Start of Input material

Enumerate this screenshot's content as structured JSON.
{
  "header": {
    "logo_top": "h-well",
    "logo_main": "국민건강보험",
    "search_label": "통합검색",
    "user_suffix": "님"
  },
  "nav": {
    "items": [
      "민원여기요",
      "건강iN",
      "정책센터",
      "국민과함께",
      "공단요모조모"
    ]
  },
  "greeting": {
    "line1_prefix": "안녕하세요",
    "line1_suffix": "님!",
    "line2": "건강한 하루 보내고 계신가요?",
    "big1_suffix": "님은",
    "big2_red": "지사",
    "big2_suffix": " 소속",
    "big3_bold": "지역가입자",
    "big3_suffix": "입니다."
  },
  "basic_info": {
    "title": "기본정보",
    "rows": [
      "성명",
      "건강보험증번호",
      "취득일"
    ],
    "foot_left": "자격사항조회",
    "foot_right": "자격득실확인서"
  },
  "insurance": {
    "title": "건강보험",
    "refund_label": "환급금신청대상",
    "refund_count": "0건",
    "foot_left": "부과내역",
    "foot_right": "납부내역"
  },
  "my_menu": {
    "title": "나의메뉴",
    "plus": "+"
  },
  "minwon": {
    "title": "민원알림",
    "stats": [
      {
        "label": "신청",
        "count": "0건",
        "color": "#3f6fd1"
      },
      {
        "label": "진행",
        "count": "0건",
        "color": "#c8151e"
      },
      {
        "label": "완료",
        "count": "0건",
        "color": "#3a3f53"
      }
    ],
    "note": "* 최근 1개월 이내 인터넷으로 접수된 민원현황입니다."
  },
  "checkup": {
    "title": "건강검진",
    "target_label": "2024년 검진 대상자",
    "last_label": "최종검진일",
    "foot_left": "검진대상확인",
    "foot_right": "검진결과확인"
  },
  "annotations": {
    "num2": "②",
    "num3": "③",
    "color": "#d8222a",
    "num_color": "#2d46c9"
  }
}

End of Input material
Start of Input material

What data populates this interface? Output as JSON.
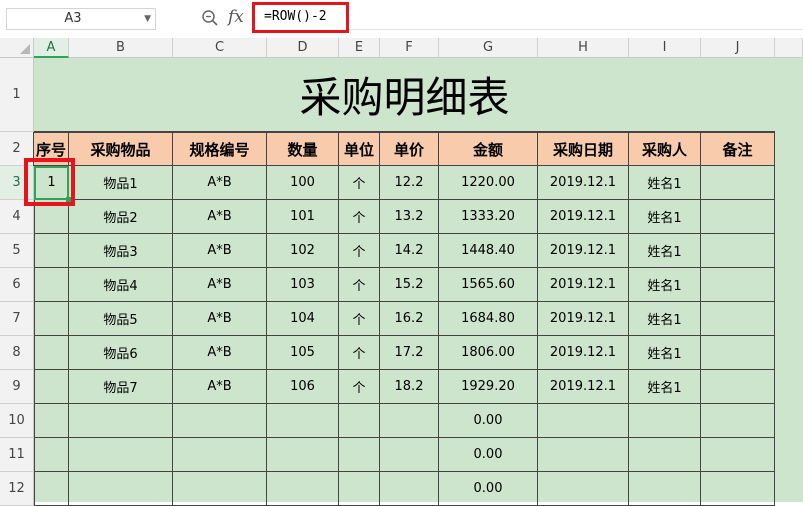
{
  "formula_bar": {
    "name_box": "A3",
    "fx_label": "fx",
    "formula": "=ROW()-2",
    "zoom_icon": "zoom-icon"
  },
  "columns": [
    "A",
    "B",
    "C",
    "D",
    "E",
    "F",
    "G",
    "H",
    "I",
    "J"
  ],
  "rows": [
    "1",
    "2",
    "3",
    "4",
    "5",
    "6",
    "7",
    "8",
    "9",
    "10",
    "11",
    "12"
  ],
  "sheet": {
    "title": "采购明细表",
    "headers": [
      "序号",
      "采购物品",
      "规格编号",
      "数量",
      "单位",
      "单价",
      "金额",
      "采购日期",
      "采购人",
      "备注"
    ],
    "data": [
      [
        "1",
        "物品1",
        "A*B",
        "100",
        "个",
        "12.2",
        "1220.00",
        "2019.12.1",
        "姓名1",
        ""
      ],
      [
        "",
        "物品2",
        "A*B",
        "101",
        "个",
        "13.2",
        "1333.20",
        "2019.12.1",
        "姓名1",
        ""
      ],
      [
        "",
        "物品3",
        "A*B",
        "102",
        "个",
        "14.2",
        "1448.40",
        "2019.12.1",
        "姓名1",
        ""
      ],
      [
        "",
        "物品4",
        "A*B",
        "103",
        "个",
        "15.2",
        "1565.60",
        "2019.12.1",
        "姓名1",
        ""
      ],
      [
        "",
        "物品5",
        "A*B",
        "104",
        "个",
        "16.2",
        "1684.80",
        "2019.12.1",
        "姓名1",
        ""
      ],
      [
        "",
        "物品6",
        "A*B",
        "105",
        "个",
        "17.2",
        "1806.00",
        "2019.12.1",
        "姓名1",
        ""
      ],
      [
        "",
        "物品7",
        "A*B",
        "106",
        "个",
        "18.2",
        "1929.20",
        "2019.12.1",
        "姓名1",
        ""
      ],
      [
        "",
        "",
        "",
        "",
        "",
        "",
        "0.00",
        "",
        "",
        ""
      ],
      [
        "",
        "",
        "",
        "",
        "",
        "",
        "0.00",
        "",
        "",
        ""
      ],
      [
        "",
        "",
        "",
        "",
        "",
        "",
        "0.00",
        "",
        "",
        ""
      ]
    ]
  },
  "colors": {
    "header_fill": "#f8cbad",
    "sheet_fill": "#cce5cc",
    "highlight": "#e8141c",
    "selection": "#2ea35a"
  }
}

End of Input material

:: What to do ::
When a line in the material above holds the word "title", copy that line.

:: Reply to the task ::
    "title": "기본정보",
    "title": "건강보험",
    "title": "나의메뉴",
    "title": "민원알림",
    "title": "건강검진",
    "title": "采购明细表",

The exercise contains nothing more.